  • Health Minister Jason Copping and Advanced Education Minister Demetrios Nicolaides discussed the 2023 provincial budget at a news conference at the University of Alberta. Copping acknowledged the province should have addressed shortages in Alberta's healthcare system earlier. The budget aims to add 3,400 spaces to healthcare post-secondary programs and puts an additional $113 million toward the Academic Medicine and Health Services Program, the province's residency program for medical students.
  • The provincial government is launching a second Alberta is Calling campaign to attract more workers to the province. The first campaign, which began in summer 2022, targeted Toronto and Vancouver, while the new campaign will focus on workers living in Atlantic Canada and parts of Ontario, including London, Hamilton, Windsor, and Sudbury.
Signs encouraging drivers to slow down and communicating the 40 km/h speed limit

Podcast provides parking context

By Mack Male

Episode 212 of Speaking Municipally looks at the context surrounding neighbourhood renewal work in Ottewell and its impact on parking.

Construction of new roads, sidewalks, curbs, gutters, and other street infrastructure will take place in Ottewell this spring, following preparation work that began last month. The project will result in the loss of some on-street parking, which has frustrated some residents.

But there may be a silent majority in the neighbourhood who welcome the changes, co-host Troy Pavlek suggested, noting that Ottewell was one of the six communities that piloted the 40 km/h speed limit before it was implemented city-wide.

"And the primary reason that Ottewell had greater than 66% of residents on board was because the design of the neighbourhood, with its wide expansive roads and large corners, led to speeding," Pavlek said. "The residents banded together and agreed that they needed to combat speeding in the neighbourhood."

Coun.
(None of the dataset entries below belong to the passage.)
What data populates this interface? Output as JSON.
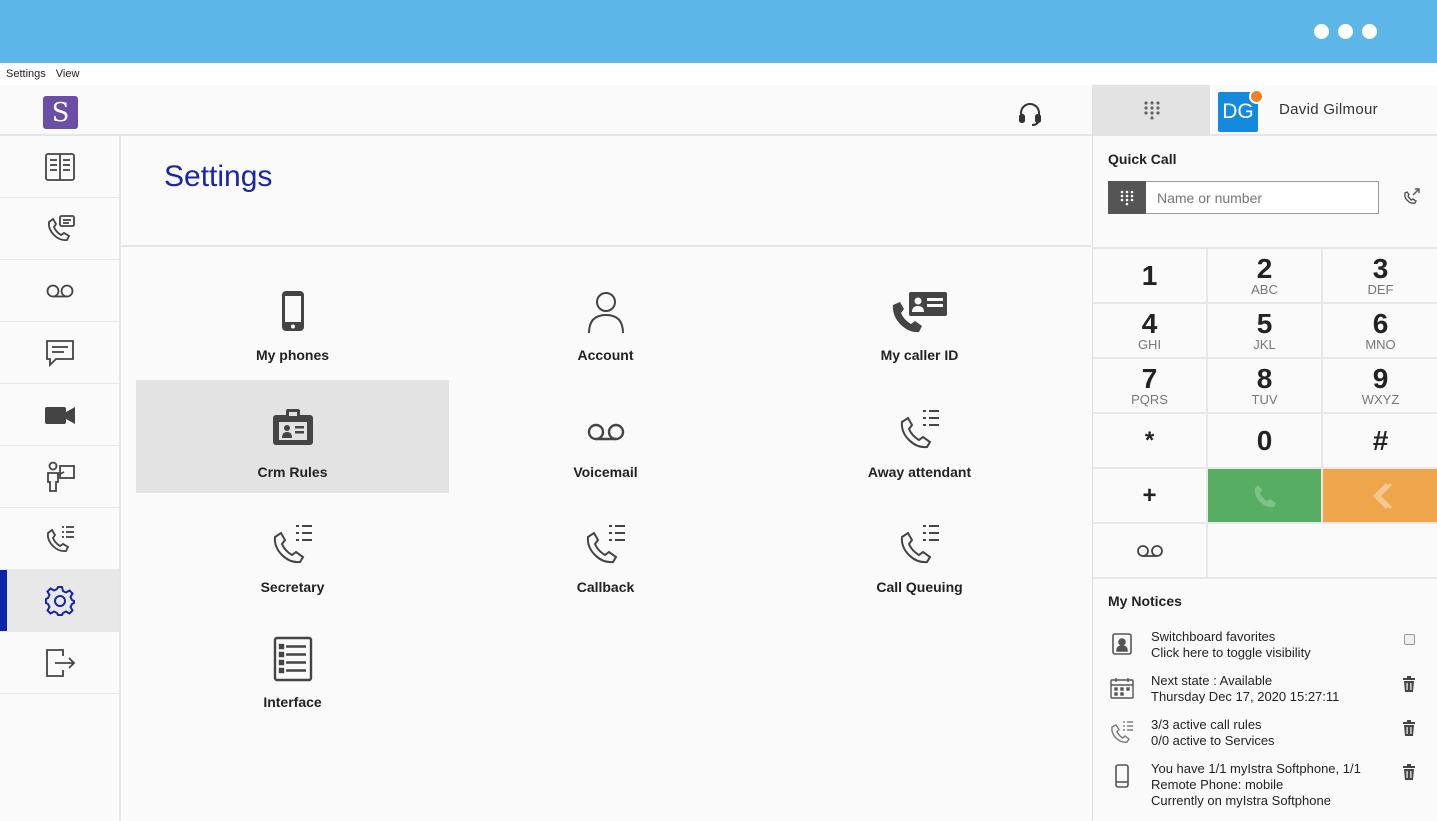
{
  "menu": {
    "items": [
      "Settings",
      "View"
    ]
  },
  "header": {
    "logo_letter": "S"
  },
  "page": {
    "title": "Settings"
  },
  "tiles": [
    {
      "label": "My phones",
      "icon": "mobile-phone-icon"
    },
    {
      "label": "Account",
      "icon": "user-icon"
    },
    {
      "label": "My caller ID",
      "icon": "caller-id-icon"
    },
    {
      "label": "Crm Rules",
      "icon": "crm-badge-icon",
      "selected": true
    },
    {
      "label": "Voicemail",
      "icon": "voicemail-icon"
    },
    {
      "label": "Away attendant",
      "icon": "phone-list-icon"
    },
    {
      "label": "Secretary",
      "icon": "phone-list-icon"
    },
    {
      "label": "Callback",
      "icon": "phone-list-icon"
    },
    {
      "label": "Call Queuing",
      "icon": "phone-list-icon"
    },
    {
      "label": "Interface",
      "icon": "document-list-icon"
    }
  ],
  "sidebar": {
    "items": [
      {
        "icon": "directory-book-icon"
      },
      {
        "icon": "phone-card-icon"
      },
      {
        "icon": "voicemail-icon"
      },
      {
        "icon": "chat-icon"
      },
      {
        "icon": "video-camera-icon"
      },
      {
        "icon": "presenter-icon"
      },
      {
        "icon": "phone-list-icon"
      },
      {
        "icon": "gear-icon",
        "active": true
      },
      {
        "icon": "logout-icon"
      }
    ]
  },
  "user": {
    "initials": "DG",
    "name": "David Gilmour"
  },
  "quick_call": {
    "title": "Quick Call",
    "placeholder": "Name or number"
  },
  "keypad": {
    "keys": [
      {
        "digit": "1",
        "letters": ""
      },
      {
        "digit": "2",
        "letters": "ABC"
      },
      {
        "digit": "3",
        "letters": "DEF"
      },
      {
        "digit": "4",
        "letters": "GHI"
      },
      {
        "digit": "5",
        "letters": "JKL"
      },
      {
        "digit": "6",
        "letters": "MNO"
      },
      {
        "digit": "7",
        "letters": "PQRS"
      },
      {
        "digit": "8",
        "letters": "TUV"
      },
      {
        "digit": "9",
        "letters": "WXYZ"
      },
      {
        "digit": "*",
        "letters": ""
      },
      {
        "digit": "0",
        "letters": ""
      },
      {
        "digit": "#",
        "letters": ""
      },
      {
        "digit": "+",
        "letters": ""
      }
    ]
  },
  "colors": {
    "call": "#57ad62",
    "back": "#efa54c",
    "accent": "#1a27a0",
    "titlebar": "#5db6e8"
  },
  "notices": {
    "title": "My Notices",
    "items": [
      {
        "line1": "Switchboard favorites",
        "line2": "Click here to toggle visibility",
        "line3": ""
      },
      {
        "line1": "Next state : Available",
        "line2": "Thursday Dec 17, 2020 15:27:11",
        "line3": ""
      },
      {
        "line1": "3/3 active call rules",
        "line2": "0/0 active to Services",
        "line3": ""
      },
      {
        "line1": "You have 1/1 myIstra Softphone, 1/1",
        "line2": "Remote Phone: mobile",
        "line3": "Currently on myIstra Softphone"
      }
    ]
  }
}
Ashley Salvador, who represents the area, confirmed that some streets are being narrowed to encourage drivers to slow down, and said there's still ample on-street parking in the neighbourhood.

"Going forward, if parking pressures are experienced in the neighbourhood, the city has a multitude of tools that we can put in place as part of our curbside management strategy to abate any negative outcomes," Salvador told Global News.
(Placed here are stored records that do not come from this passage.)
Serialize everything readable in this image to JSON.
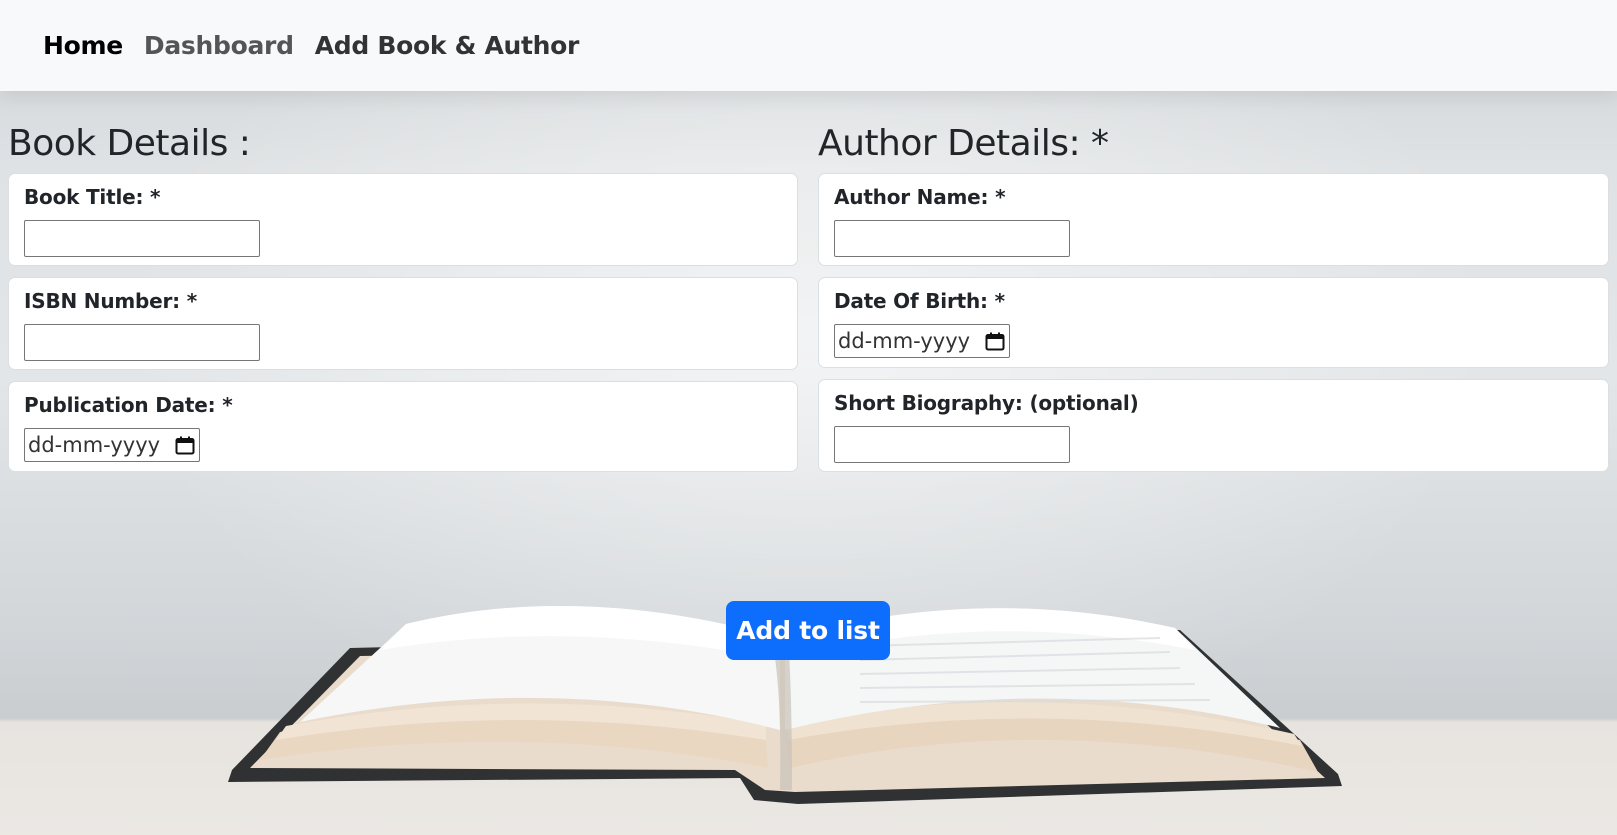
{
  "nav": {
    "home": "Home",
    "dashboard": "Dashboard",
    "add_book_author": "Add Book & Author"
  },
  "book_section": {
    "title": "Book Details :",
    "fields": {
      "book_title_label": "Book Title: *",
      "isbn_label": "ISBN Number: *",
      "publication_date_label": "Publication Date: *",
      "publication_date_placeholder": "dd-mm-yyyy"
    }
  },
  "author_section": {
    "title": "Author Details: *",
    "fields": {
      "author_name_label": "Author Name: *",
      "dob_label": "Date Of Birth: *",
      "dob_placeholder": "dd-mm-yyyy",
      "bio_label": "Short Biography: (optional)"
    }
  },
  "actions": {
    "add_to_list": "Add to list"
  },
  "colors": {
    "primary_button": "#0d6efd",
    "navbar_bg": "#f8f9fa"
  }
}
Hear more about this, as well as the end of Edmonton's NextGen with new Taproot reporter Colin Gallant, the mayor's first meeting with Premier Danielle Smith, and the city's 2022 surplus, on the March 10 episode of Taproot's civic affairs podcast.

Photo: Vision Zero lawn signs are available through the city's Safe Speeds toolkit. (City of Edmonton)